Quote all entries in full, exactly.

Start of RECORDED DATA

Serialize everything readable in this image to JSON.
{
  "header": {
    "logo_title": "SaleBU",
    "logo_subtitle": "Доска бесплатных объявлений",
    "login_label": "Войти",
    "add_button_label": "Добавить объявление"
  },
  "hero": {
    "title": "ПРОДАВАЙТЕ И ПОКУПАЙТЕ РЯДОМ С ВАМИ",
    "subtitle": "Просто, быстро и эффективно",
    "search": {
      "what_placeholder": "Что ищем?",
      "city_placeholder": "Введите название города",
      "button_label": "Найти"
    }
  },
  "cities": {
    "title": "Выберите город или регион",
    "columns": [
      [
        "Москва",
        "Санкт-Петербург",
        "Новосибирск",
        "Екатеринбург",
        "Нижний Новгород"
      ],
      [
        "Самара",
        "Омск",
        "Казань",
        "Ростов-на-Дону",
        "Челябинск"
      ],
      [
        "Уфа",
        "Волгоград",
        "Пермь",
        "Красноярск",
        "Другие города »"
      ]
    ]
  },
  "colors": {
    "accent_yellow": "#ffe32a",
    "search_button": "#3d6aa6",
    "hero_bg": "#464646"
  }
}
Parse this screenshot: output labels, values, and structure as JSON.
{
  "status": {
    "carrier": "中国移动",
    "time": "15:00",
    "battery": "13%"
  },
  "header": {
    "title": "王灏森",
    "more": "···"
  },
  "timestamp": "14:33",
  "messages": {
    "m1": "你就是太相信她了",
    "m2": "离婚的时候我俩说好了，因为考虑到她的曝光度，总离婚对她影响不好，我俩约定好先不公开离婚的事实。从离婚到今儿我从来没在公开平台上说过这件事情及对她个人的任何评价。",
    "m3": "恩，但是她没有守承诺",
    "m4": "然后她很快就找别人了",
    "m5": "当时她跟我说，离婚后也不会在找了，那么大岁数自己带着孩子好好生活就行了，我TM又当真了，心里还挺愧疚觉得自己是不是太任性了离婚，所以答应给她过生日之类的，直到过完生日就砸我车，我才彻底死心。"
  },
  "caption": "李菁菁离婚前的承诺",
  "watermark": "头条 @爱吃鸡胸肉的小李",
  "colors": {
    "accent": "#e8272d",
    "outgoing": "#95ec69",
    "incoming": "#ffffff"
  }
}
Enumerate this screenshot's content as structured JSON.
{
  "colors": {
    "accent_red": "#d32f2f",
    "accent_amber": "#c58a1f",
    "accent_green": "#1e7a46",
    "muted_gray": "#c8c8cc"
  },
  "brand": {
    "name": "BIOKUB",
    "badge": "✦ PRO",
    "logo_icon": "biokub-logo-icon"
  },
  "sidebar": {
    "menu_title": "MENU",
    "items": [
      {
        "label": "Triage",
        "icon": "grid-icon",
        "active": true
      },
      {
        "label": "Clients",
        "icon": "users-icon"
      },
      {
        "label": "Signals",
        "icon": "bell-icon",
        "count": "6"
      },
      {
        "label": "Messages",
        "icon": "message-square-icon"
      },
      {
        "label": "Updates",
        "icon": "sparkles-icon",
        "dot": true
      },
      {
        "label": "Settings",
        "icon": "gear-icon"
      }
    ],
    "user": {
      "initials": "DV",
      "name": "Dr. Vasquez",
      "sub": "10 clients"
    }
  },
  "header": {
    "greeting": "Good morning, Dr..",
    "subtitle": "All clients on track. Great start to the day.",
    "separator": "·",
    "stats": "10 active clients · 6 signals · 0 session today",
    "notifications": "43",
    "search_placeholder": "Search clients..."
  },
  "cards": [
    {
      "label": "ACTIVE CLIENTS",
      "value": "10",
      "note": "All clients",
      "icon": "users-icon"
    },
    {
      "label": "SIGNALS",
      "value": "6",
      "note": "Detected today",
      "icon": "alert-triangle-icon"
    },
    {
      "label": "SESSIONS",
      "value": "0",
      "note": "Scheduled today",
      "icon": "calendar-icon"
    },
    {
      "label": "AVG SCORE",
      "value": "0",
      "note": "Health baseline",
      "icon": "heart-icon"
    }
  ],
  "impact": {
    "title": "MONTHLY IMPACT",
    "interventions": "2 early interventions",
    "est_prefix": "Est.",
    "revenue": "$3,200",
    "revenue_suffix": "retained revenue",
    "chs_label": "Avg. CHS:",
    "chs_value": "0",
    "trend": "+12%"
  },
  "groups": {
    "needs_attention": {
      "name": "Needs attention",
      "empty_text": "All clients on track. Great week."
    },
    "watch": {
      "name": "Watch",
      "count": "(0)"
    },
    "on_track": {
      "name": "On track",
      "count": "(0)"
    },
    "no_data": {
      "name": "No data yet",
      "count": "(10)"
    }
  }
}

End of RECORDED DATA

- **WRITTEN REPLY**
Serialize everything readable in this image to JSON.
{
  "header": {
    "logo_title": "SaleBU",
    "logo_subtitle": "Доска бесплатных объявлений",
    "login_label": "Войти",
    "add_button_label": "Добавить объявление"
  },
  "hero": {
    "title": "ПРОДАВАЙТЕ И ПОКУПАЙТЕ РЯДОМ С ВАМИ",
    "subtitle": "Просто, быстро и эффективно",
    "search": {
      "what_placeholder": "Что ищем?",
      "city_placeholder": "Введите название города",
      "button_label": "Найти"
    }
  },
  "cities": {
    "title": "Выберите город или регион",
    "columns": [
      [
        "Москва",
        "Санкт-Петербург",
        "Новосибирск",
        "Екатеринбург",
        "Нижний Новгород"
      ],
      [
        "Самара",
        "Омск",
        "Казань",
        "Ростов-на-Дону",
        "Челябинск"
      ],
      [
        "Уфа",
        "Волгоград",
        "Пермь",
        "Красноярск",
        "Другие города »"
      ]
    ]
  },
  "colors": {
    "accent_yellow": "#ffe32a",
    "search_button": "#3d6aa6",
    "hero_bg": "#464646"
  }
}
Parse this screenshot: output labels, values, and structure as JSON.
{
  "status": {
    "carrier": "中国移动",
    "time": "15:00",
    "battery": "13%"
  },
  "header": {
    "title": "王灏森",
    "more": "···"
  },
  "timestamp": "14:33",
  "messages": {
    "m1": "你就是太相信她了",
    "m2": "离婚的时候我俩说好了，因为考虑到她的曝光度，总离婚对她影响不好，我俩约定好先不公开离婚的事实。从离婚到今儿我从来没在公开平台上说过这件事情及对她个人的任何评价。",
    "m3": "恩，但是她没有守承诺",
    "m4": "然后她很快就找别人了",
    "m5": "当时她跟我说，离婚后也不会在找了，那么大岁数自己带着孩子好好生活就行了，我TM又当真了，心里还挺愧疚觉得自己是不是太任性了离婚，所以答应给她过生日之类的，直到过完生日就砸我车，我才彻底死心。"
  },
  "caption": "李菁菁离婚前的承诺",
  "watermark": "头条 @爱吃鸡胸肉的小李",
  "colors": {
    "accent": "#e8272d",
    "outgoing": "#95ec69",
    "incoming": "#ffffff"
  }
}
Enumerate this screenshot's content as structured JSON.
{
  "colors": {
    "accent_red": "#d32f2f",
    "accent_amber": "#c58a1f",
    "accent_green": "#1e7a46",
    "muted_gray": "#c8c8cc"
  },
  "brand": {
    "name": "BIOKUB",
    "badge": "✦ PRO",
    "logo_icon": "biokub-logo-icon"
  },
  "sidebar": {
    "menu_title": "MENU",
    "items": [
      {
        "label": "Triage",
        "icon": "grid-icon",
        "active": true
      },
      {
        "label": "Clients",
        "icon": "users-icon"
      },
      {
        "label": "Signals",
        "icon": "bell-icon",
        "count": "6"
      },
      {
        "label": "Messages",
        "icon": "message-square-icon"
      },
      {
        "label": "Updates",
        "icon": "sparkles-icon",
        "dot": true
      },
      {
        "label": "Settings",
        "icon": "gear-icon"
      }
    ],
    "user": {
      "initials": "DV",
      "name": "Dr. Vasquez",
      "sub": "10 clients"
    }
  },
  "header": {
    "greeting": "Good morning, Dr..",
    "subtitle": "All clients on track. Great start to the day.",
    "separator": "·",
    "stats": "10 active clients · 6 signals · 0 session today",
    "notifications": "43",
    "search_placeholder": "Search clients..."
  },
  "cards": [
    {
      "label": "ACTIVE CLIENTS",
      "value": "10",
      "note": "All clients",
      "icon": "users-icon"
    },
    {
      "label": "SIGNALS",
      "value": "6",
      "note": "Detected today",
      "icon": "alert-triangle-icon"
    },
    {
      "label": "SESSIONS",
      "value": "0",
      "note": "Scheduled today",
      "icon": "calendar-icon"
    },
    {
      "label": "AVG SCORE",
      "value": "0",
      "note": "Health baseline",
      "icon": "heart-icon"
    }
  ],
  "impact": {
    "title": "MONTHLY IMPACT",
    "interventions": "2 early interventions",
    "est_prefix": "Est.",
    "revenue": "$3,200",
    "revenue_suffix": "retained revenue",
    "chs_label": "Avg. CHS:",
    "chs_value": "0",
    "trend": "+12%"
  },
  "groups": {
    "needs_attention": {
      "name": "Needs attention",
      "empty_text": "All clients on track. Great week."
    },
    "watch": {
      "name": "Watch",
      "count": "(0)"
    },
    "on_track": {
      "name": "On track",
      "count": "(0)"
    },
    "no_data": {
      "name": "No data yet",
      "count": "(10)"
    }
  }
}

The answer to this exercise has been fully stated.